Untitled photo, possibly related to: Drying apples, one of the few sources of income for the mountain folk, Shenandoah National Park, Virginia
Title and other information from a possibly related negative. Image came to Library of Congress untitled. (There was no caption for this image in the FSA/OWI shelflist.)
Appears to be related to negative LC-USF33-002189-M1 http://www.loc.gov/pictures/item/fsa1997007671/PP/
Transfer; United States. Office of War Information. Overseas Picture Division. Washington Division; 1944.
More information about the FSA/OWI Collection is available at http://hdl.loc.gov/loc.pnp/pp.fsaowi
Arthur Rothstein arrived in the Dust Bowl Boise City, Oklahoma in April of 1936 hired by his former professor Roy Stryker, at the Resettlement Administration. It was a New Deal agency that relocated struggling families to communities built by the federal government. He shot the most famous photograph of his career at the homestead of Art Coble in rural Cimarron County. "I was about to get into my car when I turned to wave to... And I looked and saw this man bending into the wind, with one of the boys in front of him and another one behind him, and great swirls of sand all around, which made the sky and the earth become one. And I said, 'What a picture this is!' and I just picked up my camera and went 'click.' One photograph, one shot, one negative." The image Rothstein captured at the Coble farm was soon widely reprinted across the country, becoming the iconic picture of the Dust Bowl and one of the most widely reproduced photographs of the 20th century.
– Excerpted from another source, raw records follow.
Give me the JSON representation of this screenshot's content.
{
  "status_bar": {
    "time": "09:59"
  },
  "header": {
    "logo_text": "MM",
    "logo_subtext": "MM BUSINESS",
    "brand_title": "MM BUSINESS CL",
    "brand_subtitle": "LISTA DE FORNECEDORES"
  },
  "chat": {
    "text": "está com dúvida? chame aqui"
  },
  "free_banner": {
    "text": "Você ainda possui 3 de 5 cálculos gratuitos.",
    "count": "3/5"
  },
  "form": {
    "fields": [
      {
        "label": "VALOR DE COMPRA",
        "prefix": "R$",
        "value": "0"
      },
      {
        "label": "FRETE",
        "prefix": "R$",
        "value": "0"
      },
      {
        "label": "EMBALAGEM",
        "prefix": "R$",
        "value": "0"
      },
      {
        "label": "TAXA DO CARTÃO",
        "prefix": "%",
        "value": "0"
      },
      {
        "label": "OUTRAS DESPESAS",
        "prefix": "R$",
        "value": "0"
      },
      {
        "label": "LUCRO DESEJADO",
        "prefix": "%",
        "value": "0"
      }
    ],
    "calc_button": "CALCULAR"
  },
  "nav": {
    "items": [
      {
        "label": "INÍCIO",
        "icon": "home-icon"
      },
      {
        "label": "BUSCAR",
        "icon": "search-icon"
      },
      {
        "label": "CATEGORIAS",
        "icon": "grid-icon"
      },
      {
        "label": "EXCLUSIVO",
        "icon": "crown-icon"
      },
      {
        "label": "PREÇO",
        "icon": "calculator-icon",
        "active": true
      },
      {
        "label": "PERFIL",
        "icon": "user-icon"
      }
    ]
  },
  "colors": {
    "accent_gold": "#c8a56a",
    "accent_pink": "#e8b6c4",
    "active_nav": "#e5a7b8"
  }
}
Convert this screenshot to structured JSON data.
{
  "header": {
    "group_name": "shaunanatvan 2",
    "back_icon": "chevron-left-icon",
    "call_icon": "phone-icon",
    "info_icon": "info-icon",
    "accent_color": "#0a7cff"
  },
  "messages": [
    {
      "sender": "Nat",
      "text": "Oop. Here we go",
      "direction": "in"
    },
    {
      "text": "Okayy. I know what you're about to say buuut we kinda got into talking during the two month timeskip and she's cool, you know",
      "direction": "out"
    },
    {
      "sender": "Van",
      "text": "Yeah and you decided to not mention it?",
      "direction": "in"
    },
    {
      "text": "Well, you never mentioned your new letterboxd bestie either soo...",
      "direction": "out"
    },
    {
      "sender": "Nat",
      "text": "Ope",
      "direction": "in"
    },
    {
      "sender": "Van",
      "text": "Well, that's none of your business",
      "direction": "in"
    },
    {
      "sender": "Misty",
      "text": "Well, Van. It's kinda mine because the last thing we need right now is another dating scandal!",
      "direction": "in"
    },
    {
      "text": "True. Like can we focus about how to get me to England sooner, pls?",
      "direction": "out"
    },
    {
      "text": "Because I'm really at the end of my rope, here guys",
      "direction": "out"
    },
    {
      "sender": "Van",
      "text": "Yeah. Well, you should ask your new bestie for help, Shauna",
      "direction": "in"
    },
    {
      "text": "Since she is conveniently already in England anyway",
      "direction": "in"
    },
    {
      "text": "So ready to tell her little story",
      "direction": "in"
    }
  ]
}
Rothstein is remembered as one of America's most influential photojournalists.